1. 1. Supply and Demand After explaining the economic concepts of supply and demand to your students, conduct this simple but fun activity to check if your students really understand how supply and demand and price are related. If the price of a product increases, quantity demanded will decrease and quantity supplied will increase. If the price of a product decreases, quantity demanded will increase and quantity supplied will decrease. The forces of supply and demand determine prices, which are measures of the relative scarcity of different products. 1. Cut apart the milk, pickle, and egg statements. To add interest to the activity place the milk statements into a milk jug that has a hole cut in the side opposite of the handle so a hand can reach in to get the statements. Place the pickle statements in an empty pickle jar, and place egg statements into an empty egg carton. On the outside of the jug, jar, or egg carton write the words: WHAT WOULD HAPPEN IF... 2. Divide the class into three groups, and give each group one of the containers. 3. Give each student an “arrow” card, which you have copied from below onto cardstock and laminated, for future use. 4. Begin by asking one group to read out-loud the first statement that they have pulled from the container. 5. Then ask students to hold their arrow facing you and respond by turning their card up or down based on your questions: What will happen to the supply? What will happen to the demand? What will happen to the price. Discuss each statement. The groups should take turns reading from their containers. By the end of the activ- ity every student should have the idea about supply, demand, and price. You’ll know the ones who don’t and be able to work with them on an individual basis. Have fun and “don’t look at your neighbors.” 6 Field Guide to Utah Agriculture in the Classroom, www.agclassroom.org/ut
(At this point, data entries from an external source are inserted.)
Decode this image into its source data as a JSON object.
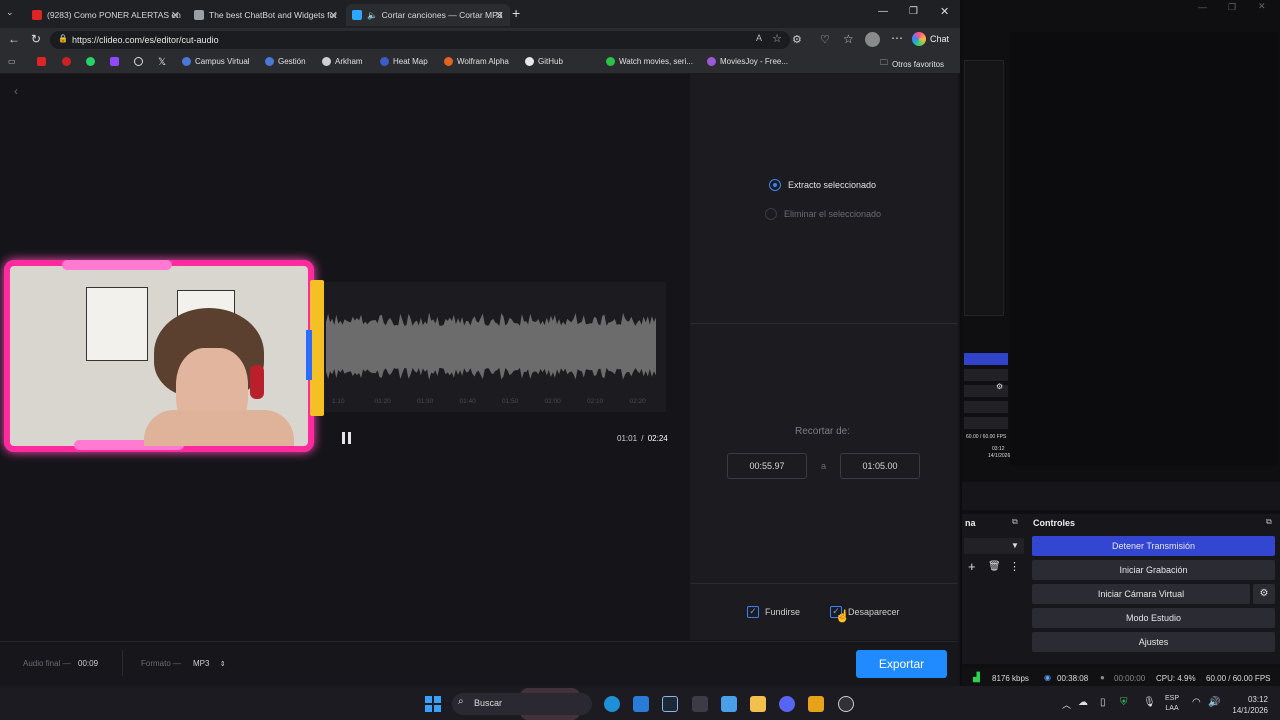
{
  "tabs": [
    {
      "title": "(9283) Como PONER ALERTAS en",
      "color": "#e02424"
    },
    {
      "title": "The best ChatBot and Widgets for",
      "color": "#9aa0a6"
    },
    {
      "title": "Cortar canciones — Cortar MP3",
      "color": "#2ea8ff"
    }
  ],
  "browser": {
    "url": "https://clideo.com/es/editor/cut-audio",
    "chat_label": "Chat"
  },
  "bookmarks": [
    {
      "label": "Campus Virtual",
      "color": "#4a78d8"
    },
    {
      "label": "Gestión",
      "color": "#4a78d8"
    },
    {
      "label": "Arkham",
      "color": "#cfcfcf"
    },
    {
      "label": "Heat Map",
      "color": "#3b5cc8"
    },
    {
      "label": "Wolfram Alpha",
      "color": "#e0651f"
    },
    {
      "label": "GitHub",
      "color": "#e8e8e8"
    },
    {
      "label": "Watch movies, seri...",
      "color": "#2bc24a"
    },
    {
      "label": "MoviesJoy - Free...",
      "color": "#9b59d8"
    }
  ],
  "other_favorites": "Otros favoritos",
  "editor": {
    "options": {
      "selected": "Extracto seleccionado",
      "delete": "Eliminar el seleccionado"
    },
    "trim_label": "Recortar de:",
    "trim_from": "00:55.97",
    "trim_sep": "a",
    "trim_to": "01:05.00",
    "time_current": "01:01",
    "time_sep": "/",
    "time_total": "02:24",
    "ticks": [
      "1:10",
      "01:20",
      "01:30",
      "01:40",
      "01:50",
      "02:00",
      "02:10",
      "02:20"
    ],
    "fade_in": "Fundirse",
    "fade_out": "Desaparecer",
    "final_audio_label": "Audio final —",
    "final_audio_value": "00:09",
    "format_label": "Formato —",
    "format_value": "MP3",
    "export": "Exportar"
  },
  "obs": {
    "scene_label": "na",
    "controls_title": "Controles",
    "buttons": [
      "Detener Transmisión",
      "Iniciar Grabación",
      "Iniciar Cámara Virtual",
      "Modo Estudio",
      "Ajustes"
    ],
    "status": {
      "bitrate": "8176 kbps",
      "live_time": "00:38:08",
      "rec_time": "00:00:00",
      "cpu": "CPU: 4.9%",
      "fps": "60.00 / 60.00 FPS"
    },
    "mini_fps": "60.00 / 60.00 FPS",
    "mini_time": "03:12",
    "mini_date": "14/1/2026"
  },
  "taskbar": {
    "search": "Buscar",
    "lang_top": "ESP",
    "lang_bottom": "LAA",
    "time": "03:12",
    "date": "14/1/2026"
  }
}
2. 2. Milk “What if” statements Everyone started drinking orange juice instead of milk. No one ate in the lunch room or needed milk for their sack lunches. Fewer people wanted to be dairy farmers. The government wanted to give everyone free cheese. There was a chocolate milk drinking contest in New York, Houston, St. Louis, Denver, Atlanta, San Francisco, and Detroit. Milk went on sale for .25 cents a gallon. Ice Cream became America’s most popular dessert. A contest where gallon milk lids contained cash prizes. Milk, instead of soft drinks, was sold at ball games. Feed prices for dairy cows went up. Pickle “What if” statements Cucumbers were found to cure the common cold. The weather was bad and not many cucumbers were produced. The honey bees did not pollinate the cucumbers. People stopped buying pickles and started buying more hot peppers. Pickle advertisements on television made more people buy pickles. The fast food places stopped putting pickles on their hamburgers. Everyone wanted small pickles instead of medium size or large pickles. Foreign countries started importing pickles at a cheaper price. There was a shortage of vinegar. Field Guide to Utah Agriculture in the Classroom, www.agclassroom.org/ut 7
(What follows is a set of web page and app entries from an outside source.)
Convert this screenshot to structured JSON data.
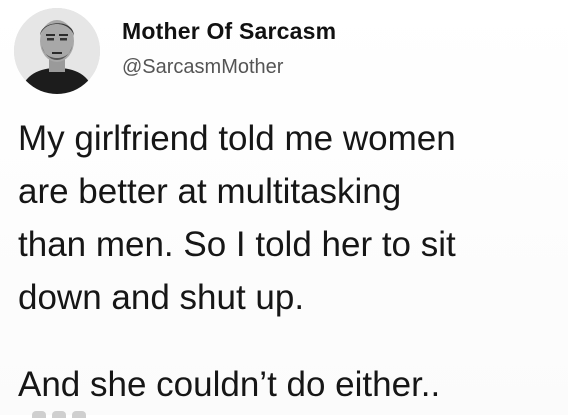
{
  "tweet": {
    "author": {
      "display_name": "Mother Of Sarcasm",
      "handle": "@SarcasmMother",
      "avatar": "profile-photo"
    },
    "text_lines": [
      "My girlfriend told me women",
      "are better at multitasking",
      "than men. So I told her to sit",
      "down and shut up."
    ],
    "punchline": "And she couldn’t do either.."
  }
}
3. 3. Egg “What if” statements Brown eggs became more popular than white eggs. Scientists developed an egg without cholesterol. Scientists developed a process to eliminate salmonella from all eggs. All the 4th and 5th grade classrooms incubated eggs. The price of grade “A” eggs was .50 a dozen. Farmers with small flocks of chickens sold their eggs to grocery stores cheaper than large egg companies. No one wanted medium size eggs, but they wanted extra large eggs. Omelets became the most popular breakfast food. “Egg Beaters” became more popular than eggs. Several egg farmers in a certain area stopped raising laying hens (eggs) and started raising broilers (meat chickens) in their chicken houses. A disease made half of the chickens unable to lay eggs. 8 Field Guide to Utah Agriculture in the Classroom, www.agclassroom.org/ut
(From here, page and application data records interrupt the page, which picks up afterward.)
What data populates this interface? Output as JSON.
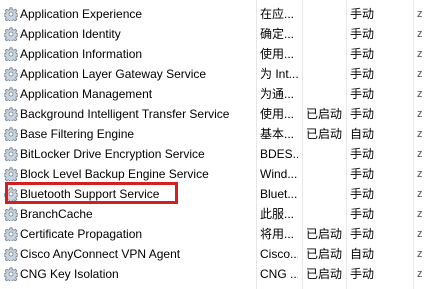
{
  "services": [
    {
      "name": "Application Experience",
      "desc": "在应...",
      "status": "",
      "startup": "手动",
      "edge": "z"
    },
    {
      "name": "Application Identity",
      "desc": "确定...",
      "status": "",
      "startup": "手动",
      "edge": "z"
    },
    {
      "name": "Application Information",
      "desc": "使用...",
      "status": "",
      "startup": "手动",
      "edge": "z"
    },
    {
      "name": "Application Layer Gateway Service",
      "desc": "为 Int...",
      "status": "",
      "startup": "手动",
      "edge": "z"
    },
    {
      "name": "Application Management",
      "desc": "为通...",
      "status": "",
      "startup": "手动",
      "edge": "z"
    },
    {
      "name": "Background Intelligent Transfer Service",
      "desc": "使用...",
      "status": "已启动",
      "startup": "手动",
      "edge": "z"
    },
    {
      "name": "Base Filtering Engine",
      "desc": "基本...",
      "status": "已启动",
      "startup": "自动",
      "edge": "z"
    },
    {
      "name": "BitLocker Drive Encryption Service",
      "desc": "BDES...",
      "status": "",
      "startup": "手动",
      "edge": "z"
    },
    {
      "name": "Block Level Backup Engine Service",
      "desc": "Wind...",
      "status": "",
      "startup": "手动",
      "edge": "z"
    },
    {
      "name": "Bluetooth Support Service",
      "desc": "Bluet...",
      "status": "",
      "startup": "手动",
      "edge": "z"
    },
    {
      "name": "BranchCache",
      "desc": "此服...",
      "status": "",
      "startup": "手动",
      "edge": "z"
    },
    {
      "name": "Certificate Propagation",
      "desc": "将用...",
      "status": "已启动",
      "startup": "手动",
      "edge": "z"
    },
    {
      "name": "Cisco AnyConnect VPN Agent",
      "desc": "Cisco...",
      "status": "已启动",
      "startup": "自动",
      "edge": "z"
    },
    {
      "name": "CNG Key Isolation",
      "desc": "CNG ...",
      "status": "已启动",
      "startup": "手动",
      "edge": "z"
    }
  ],
  "colors": {
    "highlight_border": "#d41f1f",
    "gear_fill": "#c9d4de",
    "gear_stroke": "#6f7f8e"
  },
  "icons": {
    "service": "gear-icon"
  }
}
4. 4. Field Guide to Utah Agriculture in the Classroom, www.agclassroom.org/ut 9